But with the Act not allowing such U.S.D.A. prosecutions for substances occurring naturally within a used parent substance, but only those that were ADDED, how could such prosecutions fail to be laughed out of court?  Such after all was the distinction that caused the failure of their widely publicized and groundless suit against Coca Cola in 1911.  

So why did we not continue to have bottled naturally cocainated soft drinks under federal statute until the February 1, 1915 taking of effect of the Harrison Act?

And why would Angelo Francois Mariani, who produced Vin Mariani Coca Wine - effectively surrender within the U.S. early in 1907?  

Vin Mariani, sold in 17 fluid ounce (one pint) bottles, containing the extract of 2 ounces of a blend of several varieties, yielding a natural cocaine alkaloid of 6 or 7 milligrams per fluid ounce (others had such per fluid ounce content of perhaps 9 milligrams, while unscrupulous competitors sold so-called Coca wines made with either purely isolated cocaine or some chalk like alkaloid paste, with as much as even 30 or more milligrams cocaine per fluid ounce!).  Vin Mariani was developed circa 1863 in Paris, France.  It eventually was manufactured in other locals, including in New York City, with the same ingredients.  The American Medical Association would condemn Vin Mariani during the first year of the existence of its "Council on Pharmacy" (1905).  But that report as published to the public, contained nothing substantive, only for a supposed matter of "misbranding" for marketing implying that it was "French" product (its origin of initial formulation) when it was being compounded with the same components in New York- go figure.

What was the basis for Vin Mariani's surrender, by eliminating the cocaine alkaloid from Vin Mariani produced for U.S. markets, effective May 1907?

And what was the specific reason for Mariani & Company's Jacob Jaros attempt at a meeting with Wiley sometime in late 1908, early 1909?

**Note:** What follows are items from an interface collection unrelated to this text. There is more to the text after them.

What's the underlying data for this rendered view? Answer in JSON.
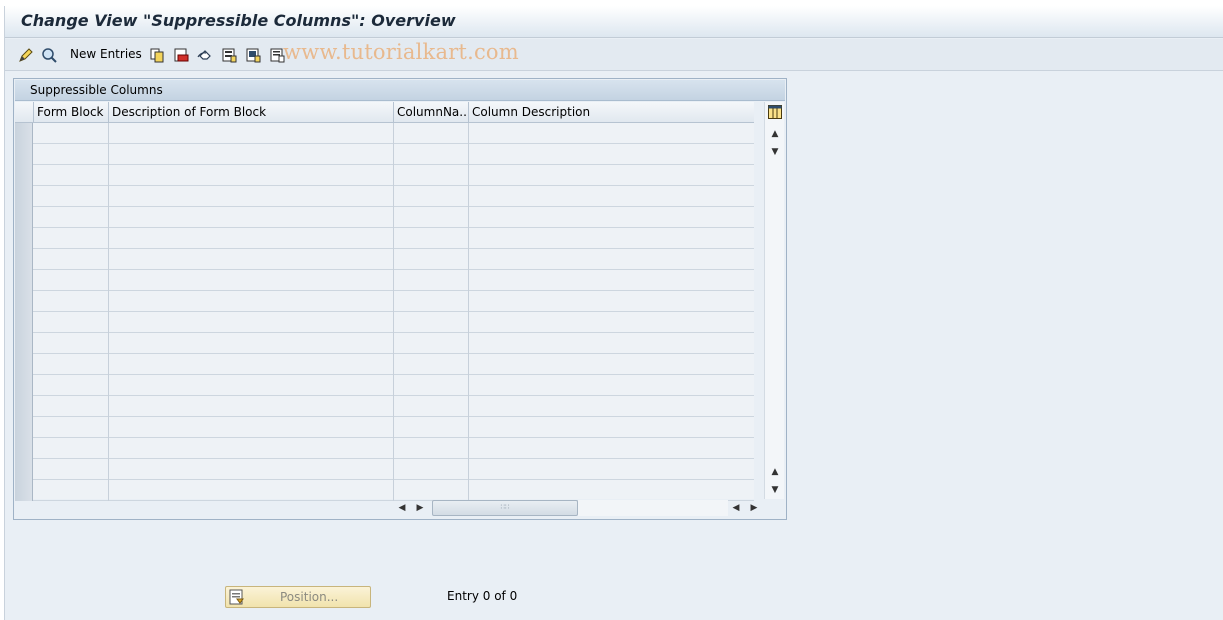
{
  "window": {
    "title": "Change View \"Suppressible Columns\": Overview"
  },
  "toolbar": {
    "new_entries_label": "New Entries",
    "watermark": "www.tutorialkart.com",
    "icons": [
      "display-change-icon",
      "find-icon",
      "copy-as-icon",
      "delete-icon",
      "undo-change-icon",
      "select-all-icon",
      "select-block-icon",
      "deselect-all-icon"
    ]
  },
  "table": {
    "title": "Suppressible Columns",
    "columns": [
      "Form Block",
      "Description of Form Block",
      "ColumnNa...",
      "Column Description"
    ],
    "rows": [],
    "visible_empty_rows": 18,
    "settings_icon": "table-settings-icon"
  },
  "footer": {
    "position_label": "Position...",
    "entry_status": "Entry 0 of 0"
  }
}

That Vin Mariani so surrendered indicates that Mariani saw it as a lost cause within the U.S., as the U.S. government was so obviously and blatantly bent upon protecting its cherished agricultural commodity of Virginia Bright Leaf Tobacco from the market competition of Coca (which was NOT suitable as an outdoor crop within almost everywhere within the continental United States of America due to its inability to survive frost).  After all, the Panama Canal would have undeniably significantly reduced shipping distances of fresh Coca leaves from the western coast of Peru to north Atlantic markets.  The U.S. would gain control of the canal's construction project in 1903, and be completed by 1914, the year of the passage of the Harrison Act.

So are these "Teddy" cigarettes a reward simply for supposedly reining in U.S. Tobacco interests for the sake of Tobacco interests elsewhere?  Or is it also a reward for U.S. President Theodore Roosevelt's overt participation for a blatant market conspiracy for banning Coca leaf (as well as smokable Opium) so as to enable the 20th century Tobacco-cigarette explosion?

Did Angelo Francois Mariani attempt a meeting with Theodore Roosevelt, perhaps somewhere around 1904-06?